    • AV Graft:  indirect connection between artery and vein. Most commonly via a plastic tube, but also can be donated cadaver arteries or veins
      • AV Graft

How to Fix Most bleeds

  • First thing’s first, these patients are typically presenting from their dialysis clinic, therefore, someone already has held pressure and wrapped the site. If there is oozing or bleeding from around the dressing, then need to unwrap the site to visualize where the bleed is occurring from (recommend face shield, surgical gown)–nothing worse than starting your shift with an exposure visit
    • Bulky dressings allow for continued bleeding. Need to unwrap to see what you’re dealing with
  • Bleeding will often be from a small punctate site, therefore, once site of bleeding is visualized, then can apply firm pressure directly to this area to stop bleeding
    • This is a high pressure bleed so often will have to hold direct pressure for 10-20 minutes.
    • Taping gauze or wrapping in ACE bandage will often not be enough pressure to stop bleed, and will often prolong time to final hemostasis
  • Prior to holding pressure above, can spray topical TXA over bleeding site and place gelfoam (or surgicel) overlying punctate bleeding area
    • Gelfoam is a water-insoluble sponge prepared from purified porcine skin, gelatin granules, and water, which when applied to bleeding site acts as a mechanical matrix facilitating clot formation

PECARN Head CT and Pericarditis vs. STEMI… in a Rush

5-Minute Journal Article (PECARN Head CT Rule)

Dr. Brian Yu did a great 5-minute summary on the PECARN head CT Rule that was published in 2009. It’s an ambitious study that involved 25 emergency departments and included 42,412 patients under the age of 18 years who presented with blunt head trauma.
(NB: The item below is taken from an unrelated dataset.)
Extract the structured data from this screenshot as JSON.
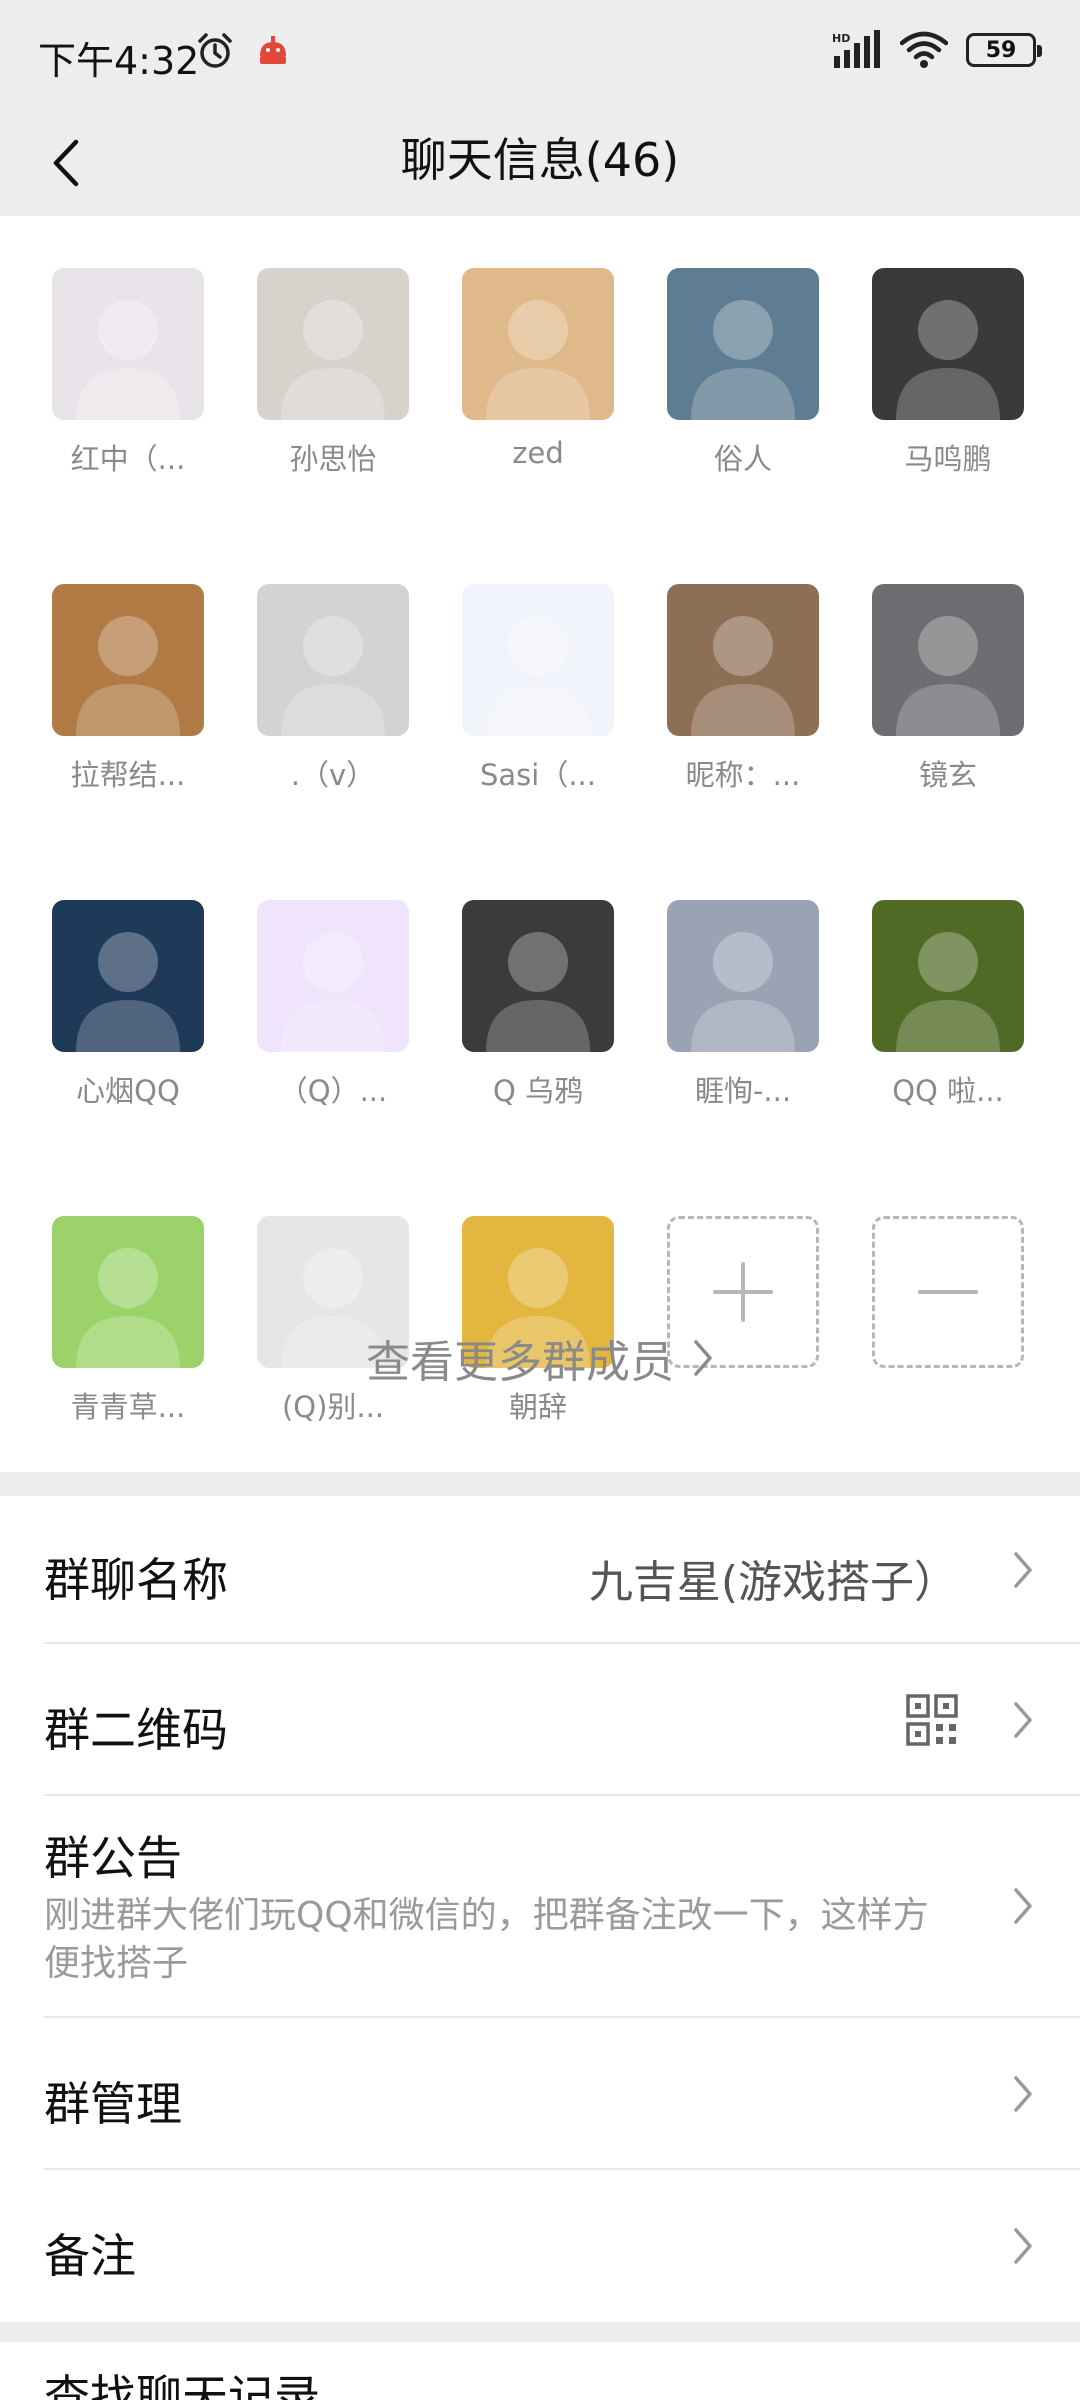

It further risk stratified these patients into 2 major cohorts of <2 years of age and 2-18 years of age. It excluded patients with trivial injury, penetrating trauma, neurologic history, and those with prior imaging. The outcomes this study aimed for were clinically important findings including death, need for neurosurgical intervention, intubation >24 hours, and admission >2 nights. 

Bioterrorism… in a Rush

Dr. Somy Thottathil did an awesome lecture on bioterrorism this past week. And although it is hopefully something we never have to see, as one of the major hospitals designated as a bioterrorism site in Chicago, it is something that we should be prepared to recognize and treat. It’s also good review for all the med school knowledge we haven’t needed (thankfully) for some time now. The main topics we’ll focus on are the Category A agents:  Botulism, Plague, Anthrax, Smallpox, and Viral Hemorrhagic Fevers (which includes Ebola, Marburg, Lassa Fever, and Crimean-Congo Hemorrhagic Fever). We are only going to discuss Ebola as current outbreaks are still occurring.

Preeclampsia… In a Rush

You stroll into work, coffee in hand, and you’re feeling great today. Your first patient is being escorted to her room. She’s young, maybe in her early 30s, walking without difficulty, chatting with the person showing her the room. You think to yourself, why is she here? You sign into the computer and you see the chief complaint: elevated blood pressure. But she’s so young you say to yourself. You wait for the nurse to load the blood pressure in the computer and take a sip of your coffee. It loads: 162/98.  You ask if the patient has any other symptoms. The nurse says no and lets you know that the patient has no past medical history. You smile to yourself thinking easy discharge! You take another sip of coffee (well deserved).

Thyroid Emergencies… in a RUSH

Thyroid emergencies are an interesting class of disorders. They’re rare, but are an acute, life-threatening group of syndromes. This is in contrast to the vast majority of thyroid cases that often present with minor symptoms (or found on routine labs), only requiring outpatient treatment and medications. Thyroid emergencies are the extreme versions of these thyroid disorders.  They fall into two categories:  “too low” of thyroid hormone (myxedema coma) and “too high” of thyroid hormone (thyroid storm). The post starts with some background anatomy and physiology, and then dives into each disorder separately. Also briefly discusses Levothyroxine overdose.